## [Assignment]
Return the data below unaltered, but strip out the pictures.

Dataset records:
○ ○ ○ ○ ○ ○ ○

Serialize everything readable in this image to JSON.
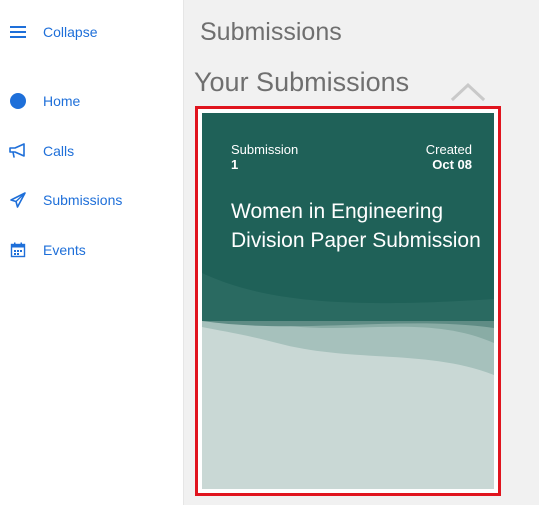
{
  "sidebar": {
    "collapse_label": "Collapse",
    "items": [
      {
        "label": "Home",
        "icon": "home-circle-icon"
      },
      {
        "label": "Calls",
        "icon": "megaphone-icon"
      },
      {
        "label": "Submissions",
        "icon": "paper-plane-icon"
      },
      {
        "label": "Events",
        "icon": "calendar-icon"
      }
    ]
  },
  "main": {
    "page_title": "Submissions",
    "section_title": "Your Submissions",
    "card": {
      "submission_label": "Submission",
      "submission_number": "1",
      "created_label": "Created",
      "created_date": "Oct 08",
      "title": "Women in Engineering Division Paper Submission"
    }
  },
  "colors": {
    "accent": "#1e6fd9",
    "card_dark": "#1f6158",
    "highlight_border": "#e0141e"
  }
}
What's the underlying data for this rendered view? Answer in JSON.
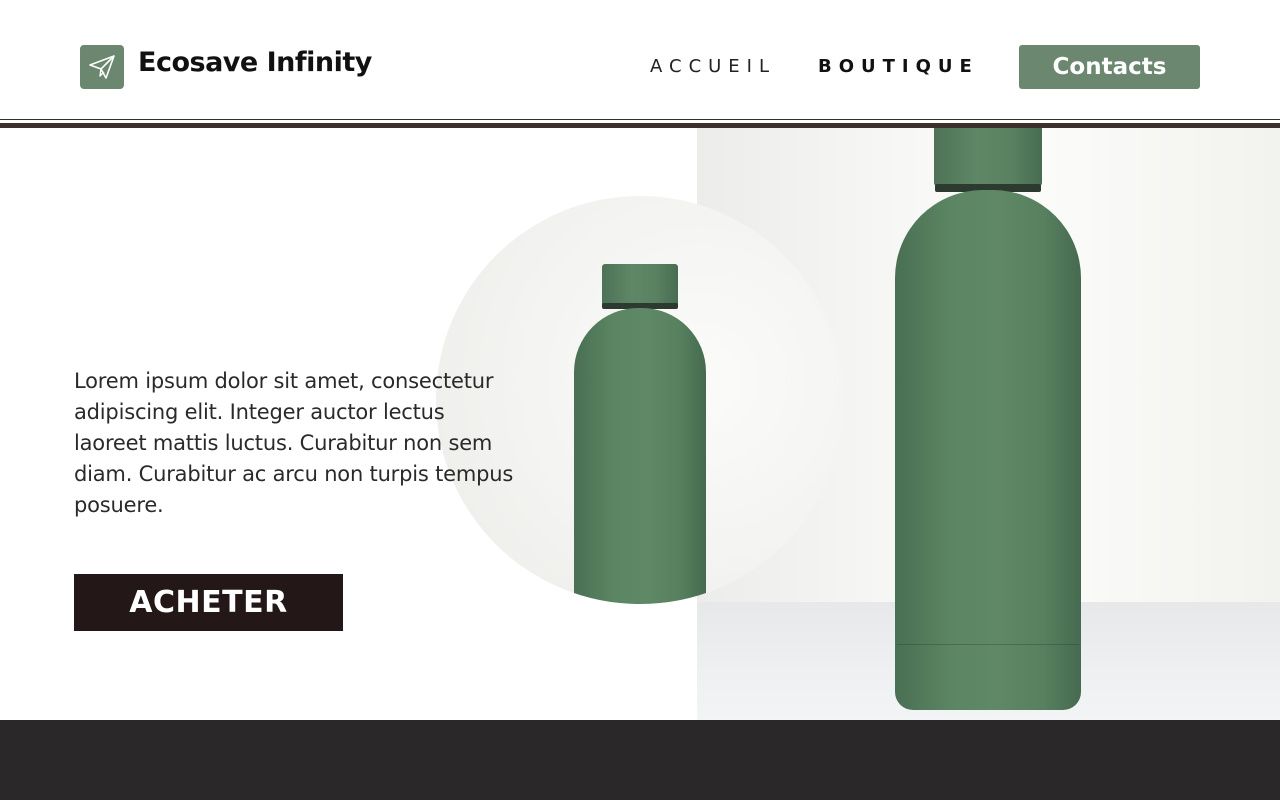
{
  "header": {
    "brand": "Ecosave Infinity",
    "logo_icon": "paper-plane-icon",
    "nav": [
      {
        "label": "ACCUEIL",
        "active": false
      },
      {
        "label": "BOUTIQUE",
        "active": true
      }
    ],
    "contact_label": "Contacts"
  },
  "hero": {
    "text": "Lorem ipsum dolor sit amet, consectetur adipiscing elit. Integer auctor lectus laoreet mattis luctus. Curabitur non sem diam. Curabitur ac arcu non turpis tempus posuere.",
    "buy_label": "ACHETER"
  },
  "colors": {
    "accent": "#6b876f",
    "button_dark": "#231817",
    "footer": "#2a2829",
    "rule": "#3b302b"
  }
}
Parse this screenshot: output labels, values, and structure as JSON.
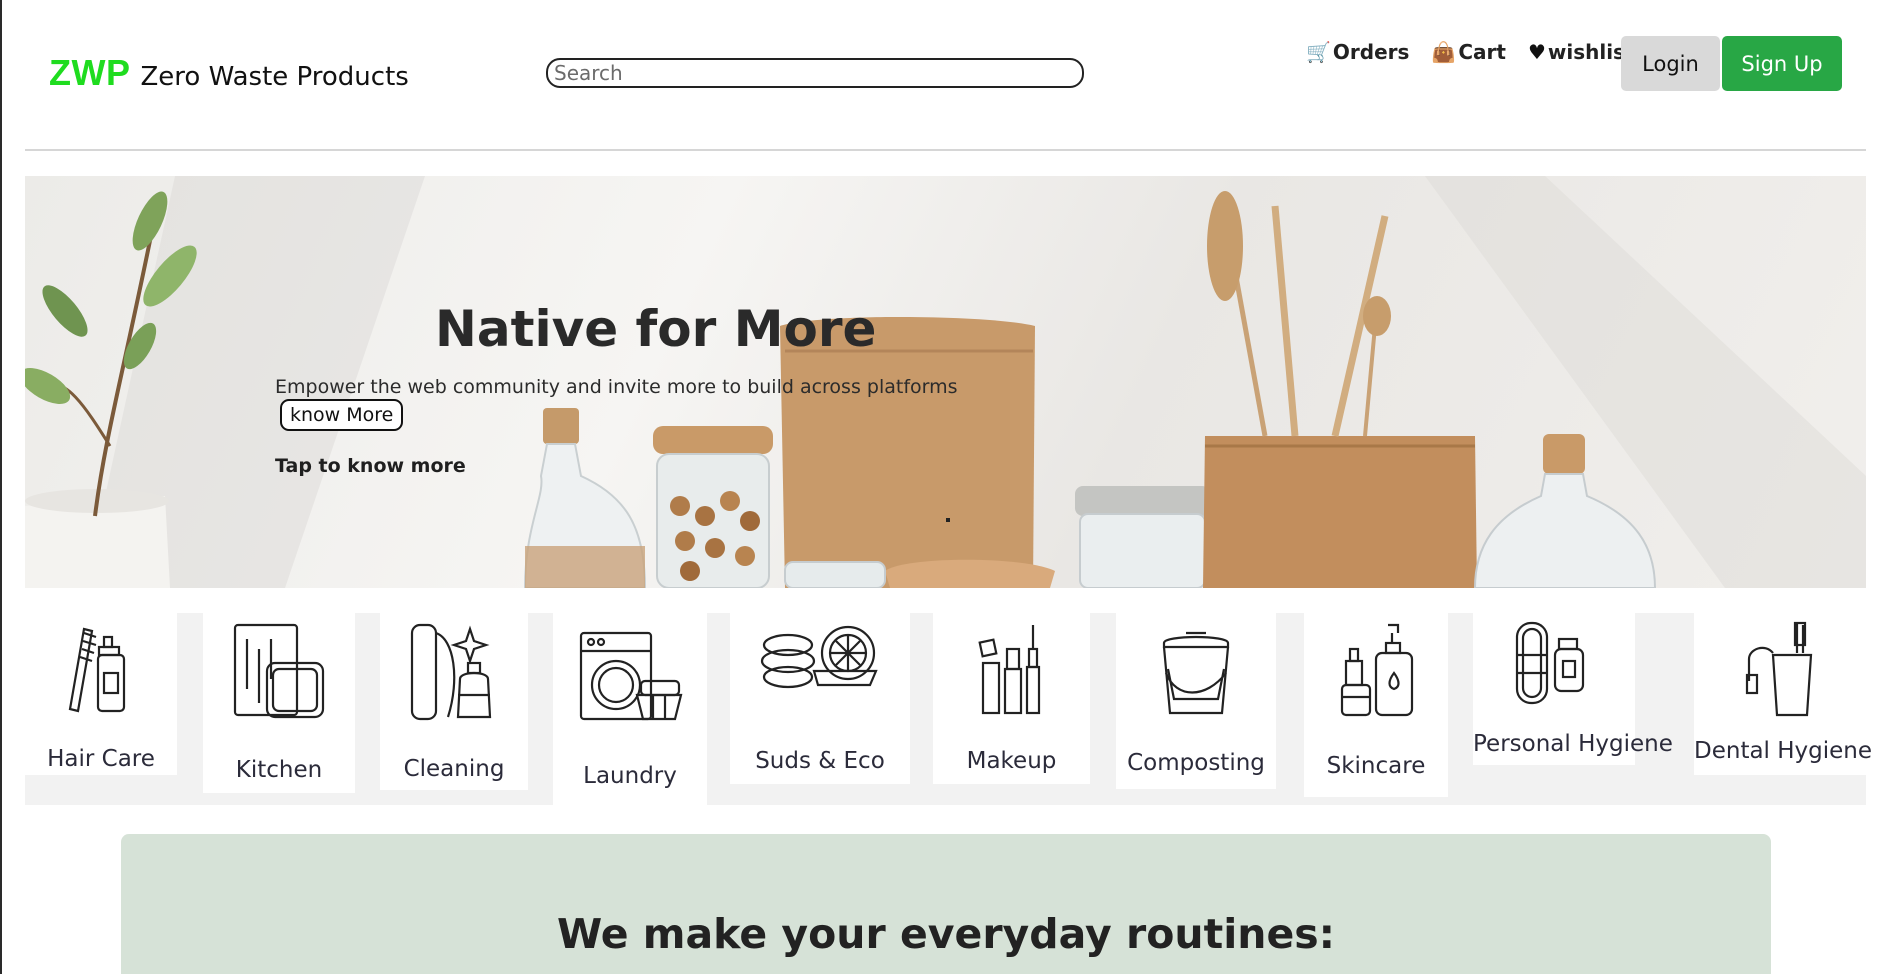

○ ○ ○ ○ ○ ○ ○

## [Answer for this exercise]
Serialize everything readable in this image to JSON.
{
  "sidebar": {
    "collapse_label": "Collapse",
    "items": [
      {
        "label": "Home",
        "icon": "home-circle-icon"
      },
      {
        "label": "Calls",
        "icon": "megaphone-icon"
      },
      {
        "label": "Submissions",
        "icon": "paper-plane-icon"
      },
      {
        "label": "Events",
        "icon": "calendar-icon"
      }
    ]
  },
  "main": {
    "page_title": "Submissions",
    "section_title": "Your Submissions",
    "card": {
      "submission_label": "Submission",
      "submission_number": "1",
      "created_label": "Created",
      "created_date": "Oct 08",
      "title": "Women in Engineering Division Paper Submission"
    }
  },
  "colors": {
    "accent": "#1e6fd9",
    "card_dark": "#1f6158",
    "highlight_border": "#e0141e"
  }
}
What's the underlying data for this rendered view? Answer in JSON.
{
  "header": {
    "brand": "Ecosave Infinity",
    "logo_icon": "paper-plane-icon",
    "nav": [
      {
        "label": "ACCUEIL",
        "active": false
      },
      {
        "label": "BOUTIQUE",
        "active": true
      }
    ],
    "contact_label": "Contacts"
  },
  "hero": {
    "text": "Lorem ipsum dolor sit amet, consectetur adipiscing elit. Integer auctor lectus laoreet mattis luctus. Curabitur non sem diam. Curabitur ac arcu non turpis tempus posuere.",
    "buy_label": "ACHETER"
  },
  "colors": {
    "accent": "#6b876f",
    "button_dark": "#231817",
    "footer": "#2a2829",
    "rule": "#3b302b"
  }
}
Parse this screenshot: output labels, values, and structure as JSON.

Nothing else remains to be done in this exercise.